Don't worry, the Totally Stable is tear-away, so when we're done sewing, we'll rip it off and it won't show!

Sew!  I sew with a vintage Singer Featherweight machine and it only has a straight stitch, so I went over the star twice to really secure it.  If you are sewing with a machine where the arm can come off, take it off and sew that way, because it's a bit of a pain to have to scrunch up your material the way I have to.  But it's worth it!

Don't forget to trim your threads from the front and back!

Now it's time to tear away the Totally Stable.  I tore the outside first, then gently pulled at the inside of the star to tear off the Totally Stable on the inside of the star.  I did not tear off the Totally Stable on the underside of the hole, since I thought a little extra something would help to prevent future holes.  You can also trim back the hole on the inside so it matches the shape of the fabric patch.

And then......

Here's a close-up! 

So there you have it!  Easy DIY knee patches for your leggings! Let me know if you have questions, or if you try this method and it works for you, please let me know!

You can also follow my blog by signing up for updates and new posts by filling in your email on the right, or by adding me to your blogger dashboard. 

Thanks for stopping by!


Monday, October 13, 2014

Ladies and Gentlemen: We have a bike rider!

She can do it! Yay!

Every now and then we like to get the bikes out and go for a little family walk/bike ride. Last week while I was trying to walk the dog, push C in her tricycle, and encourage M to keep pedaling ("but my legs hurt!")....the pedal comes off of G's bike. Ugh. Seriously? After a big of adjusting, and having my 4 year old walk the dog, we all got back home safe and sound.

But then there was that pesky bike pedal that had to be put back on.  And there I was, grumbling again, because my 7 year old can't ride a bike without training wheels. It's time I thought. It is time.

(Because The Lion King is my favorite Disney movie, ever.) But, I digress.

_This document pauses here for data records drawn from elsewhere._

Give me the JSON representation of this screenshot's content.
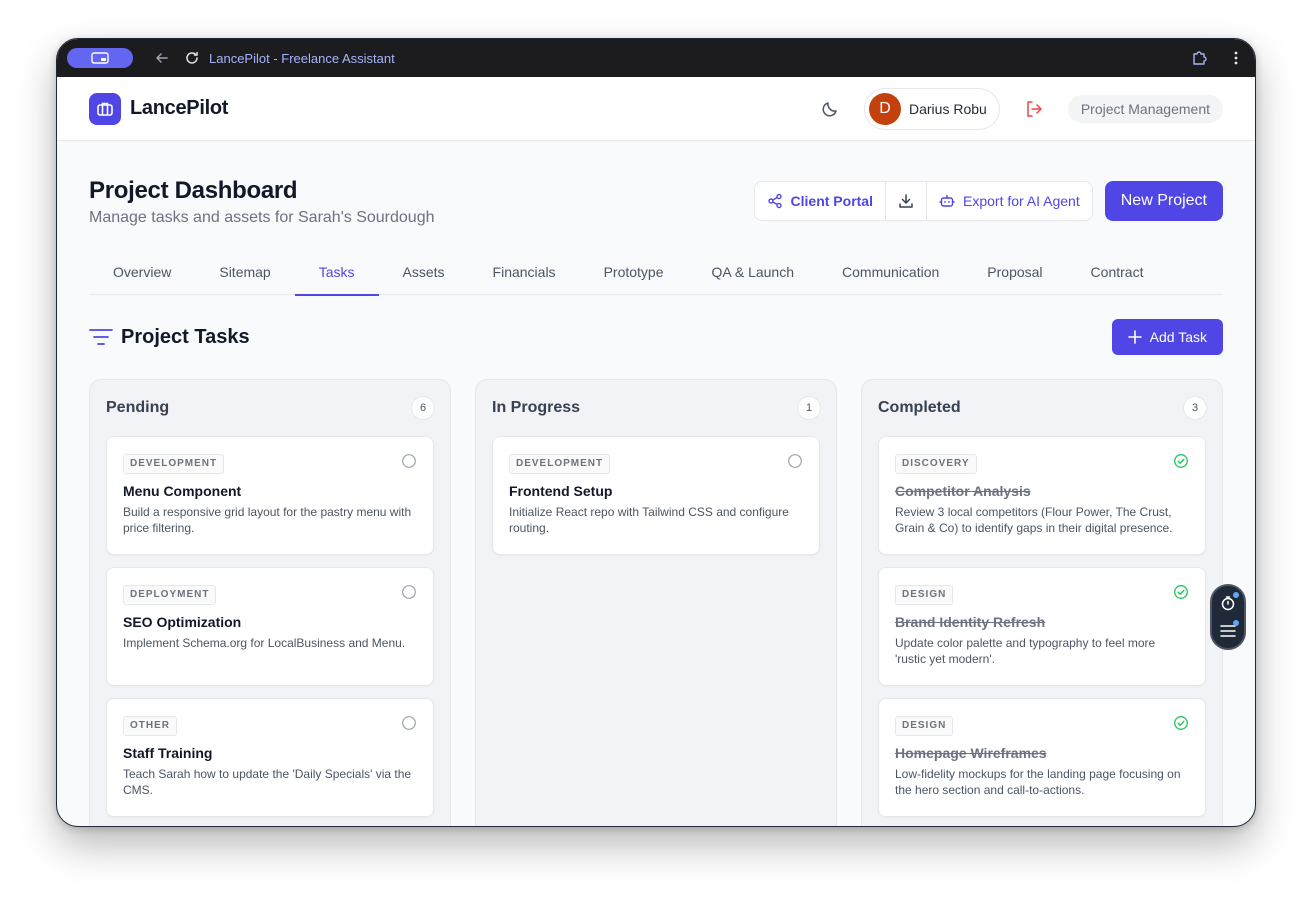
{
  "browser": {
    "title": "LancePilot - Freelance Assistant"
  },
  "header": {
    "brand": "LancePilot",
    "user_initial": "D",
    "user_name": "Darius Robu",
    "project_chip": "Project Management"
  },
  "page": {
    "title": "Project Dashboard",
    "subtitle": "Manage tasks and assets for Sarah's Sourdough",
    "client_portal": "Client Portal",
    "export_ai": "Export for AI Agent",
    "new_project": "New Project"
  },
  "tabs": [
    {
      "label": "Overview"
    },
    {
      "label": "Sitemap"
    },
    {
      "label": "Tasks",
      "active": true
    },
    {
      "label": "Assets"
    },
    {
      "label": "Financials"
    },
    {
      "label": "Prototype"
    },
    {
      "label": "QA & Launch"
    },
    {
      "label": "Communication"
    },
    {
      "label": "Proposal"
    },
    {
      "label": "Contract"
    }
  ],
  "section": {
    "title": "Project Tasks",
    "add_task": "Add Task"
  },
  "columns": [
    {
      "title": "Pending",
      "count": "6",
      "cards": [
        {
          "tag": "DEVELOPMENT",
          "title": "Menu Component",
          "desc": "Build a responsive grid layout for the pastry menu with price filtering.",
          "done": false
        },
        {
          "tag": "DEPLOYMENT",
          "title": "SEO Optimization",
          "desc": "Implement Schema.org for LocalBusiness and Menu.",
          "done": false
        },
        {
          "tag": "OTHER",
          "title": "Staff Training",
          "desc": "Teach Sarah how to update the 'Daily Specials' via the CMS.",
          "done": false
        }
      ]
    },
    {
      "title": "In Progress",
      "count": "1",
      "cards": [
        {
          "tag": "DEVELOPMENT",
          "title": "Frontend Setup",
          "desc": "Initialize React repo with Tailwind CSS and configure routing.",
          "done": false
        }
      ]
    },
    {
      "title": "Completed",
      "count": "3",
      "cards": [
        {
          "tag": "DISCOVERY",
          "title": "Competitor Analysis",
          "desc": "Review 3 local competitors (Flour Power, The Crust, Grain & Co) to identify gaps in their digital presence.",
          "done": true
        },
        {
          "tag": "DESIGN",
          "title": "Brand Identity Refresh",
          "desc": "Update color palette and typography to feel more 'rustic yet modern'.",
          "done": true
        },
        {
          "tag": "DESIGN",
          "title": "Homepage Wireframes",
          "desc": "Low-fidelity mockups for the landing page focusing on the hero section and call-to-actions.",
          "done": true
        }
      ]
    }
  ],
  "colors": {
    "accent": "#4f46e5",
    "done_check": "#22c55e",
    "logout": "#ef4444",
    "avatar": "#c2410c"
  },
  "icons": {
    "logo": "briefcase-icon",
    "theme": "moon-icon",
    "logout": "logout-icon",
    "share": "share-icon",
    "download": "download-icon",
    "bot": "robot-icon",
    "filter": "filter-icon",
    "plus": "plus-icon",
    "pending": "circle-icon",
    "done": "check-circle-icon"
  }
}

So I took off the other pedal and both of the training wheels. M comes over and asks, "Oh Mommy, are you making that a balance bike?" Ummm. Yes. How do you know what that is? "I don't know." And she runs away. Ok.

I give the bike to G. She is not impressed. She cannot figure out the concept of a balance bike or why in heavens name someone would ride a bike without pedals. She hates it. She begs me to put back on the pedals, "but I can do it Mommy! I can!"

Proud parenting moment right here: My response was, "No. I don't think you can." Yikes!  But in all fairness, a few months ago, maybe in the spring sometime, (?) I had taken the training wheels off of G's bike and she had tried to ride and did sort of ok, but not great and then fell and wouldn't try again without being super scared and crying. A lot.  You know that line in the bible about wailing and gnashing of teeth? That. A lot.

So forgive me my child, if I don't want to hear you screaming and crying about how you hate your bike and you need training wheels and all that. Sigh. Fine. If you say you can do it, I'll put the pedals back on and let you try again. Even though you probably can't do it and our nice little afternoon playtime will be spoiled.

But guess what?! She did it!  She actually coasted down our driveway, pedaled down the street and mastered riding a bike without any help from me!

She proved me wrong, and I am so very, very proud of her! We've been out every night since after school to keep practicing, and she's doing awesome. I guess there's something to be said for knowing when you're ready. And she did. She even told me that she had been practicing this weekend and had gotten better; she's so proud of herself!

So what was the magic secret that suddenly she can ride a bike? Age? Better balance? Sheer determination? A need to prove mom wrong? Maybe. I think it was this scooter.

This past year we had an older couple move in across the street, and the wife gave this scooter to G. G has loved playing with it and has gotten really good at balancing on it, which probably helped her to be able to balance on a bike.

Either way, I'm thrilled. And my baby's growing up--not so thrilled about that though. :)

You go girl!

And of course, little sister M is proving she can ride a bike too. :)